• Work task
Go through the lines below and copy any that hold the string "desc".

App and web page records
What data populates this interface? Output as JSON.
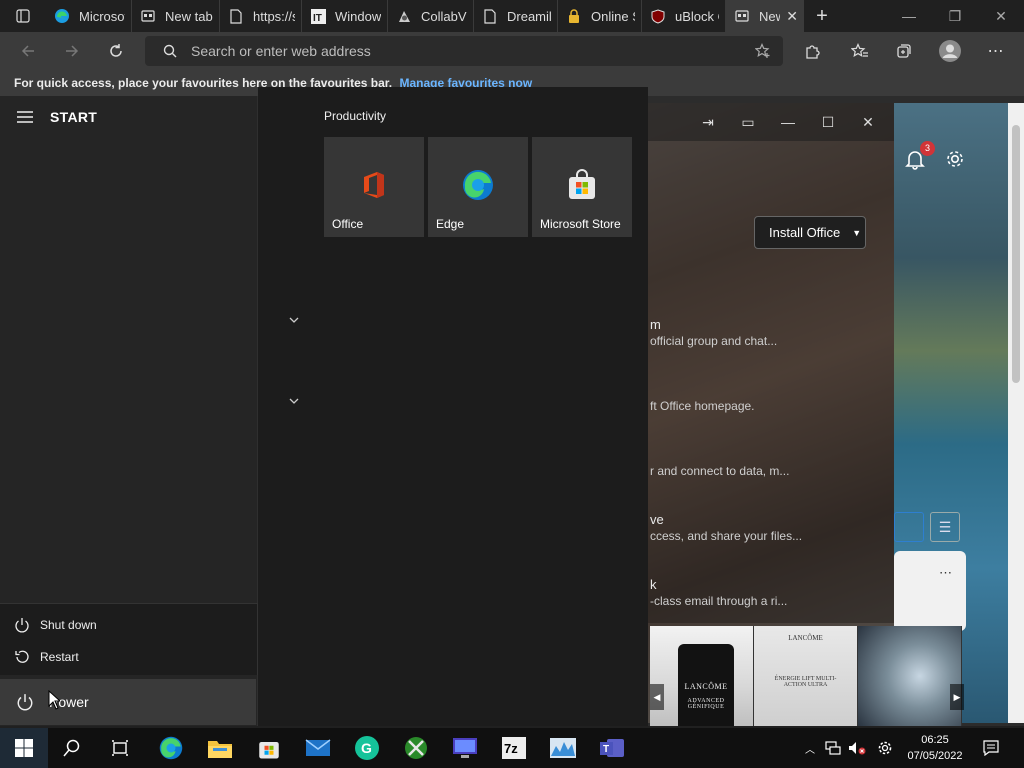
{
  "browser": {
    "tabs": [
      {
        "label": "Microsof",
        "icon": "edge-icon"
      },
      {
        "label": "New tab",
        "icon": "newtab-icon"
      },
      {
        "label": "https://s",
        "icon": "page-icon"
      },
      {
        "label": "Window",
        "icon": "windows-site-icon"
      },
      {
        "label": "CollabVM",
        "icon": "collabvm-icon"
      },
      {
        "label": "Dreamily",
        "icon": "page-icon"
      },
      {
        "label": "Online S",
        "icon": "lock-icon"
      },
      {
        "label": "uBlock O",
        "icon": "ublock-icon"
      },
      {
        "label": "New",
        "icon": "newtab-icon",
        "active": true
      }
    ],
    "address_placeholder": "Search or enter web address",
    "favbar_text": "For quick access, place your favourites here on the favourites bar.",
    "favbar_link": "Manage favourites now"
  },
  "page": {
    "notification_count": "3",
    "install_button": "Install Office",
    "items": [
      {
        "title": "m",
        "desc": "official group and chat..."
      },
      {
        "title": "",
        "desc": "ft Office homepage."
      },
      {
        "title": "",
        "desc": "r and connect to data, m..."
      },
      {
        "title": "ve",
        "desc": "ccess, and share your files..."
      },
      {
        "title": "k",
        "desc": "-class email through a ri..."
      }
    ],
    "ads": {
      "brand": "LANCÔME",
      "product1": "ADVANCED GÉNIFIQUE",
      "product2": "ÉNERGIE LIFT MULTI-ACTION ULTRA"
    }
  },
  "start_menu": {
    "title": "START",
    "group": "Productivity",
    "tiles": [
      {
        "label": "Office",
        "icon": "office-icon"
      },
      {
        "label": "Edge",
        "icon": "edge-icon"
      },
      {
        "label": "Microsoft Store",
        "icon": "store-icon"
      }
    ],
    "power_options": [
      {
        "label": "Shut down",
        "icon": "power-icon"
      },
      {
        "label": "Restart",
        "icon": "restart-icon"
      }
    ],
    "power_label": "Power"
  },
  "taskbar": {
    "apps": [
      "search-icon",
      "task-view-icon",
      "edge-icon",
      "file-explorer-icon",
      "store-icon",
      "mail-icon",
      "grammarly-icon",
      "xbox-icon",
      "monitor-app-icon",
      "7zip-icon",
      "chart-app-icon",
      "teams-icon"
    ],
    "time": "06:25",
    "date": "07/05/2022"
  },
  "colors": {
    "accent": "#0078d4",
    "link": "#6ab5ff",
    "badge": "#d13438"
  }
}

• Solution
        "desc": "official group and chat..."
        "desc": "ft Office homepage."
        "desc": "r and connect to data, m..."
        "desc": "ccess, and share your files..."
        "desc": "-class email through a ri..."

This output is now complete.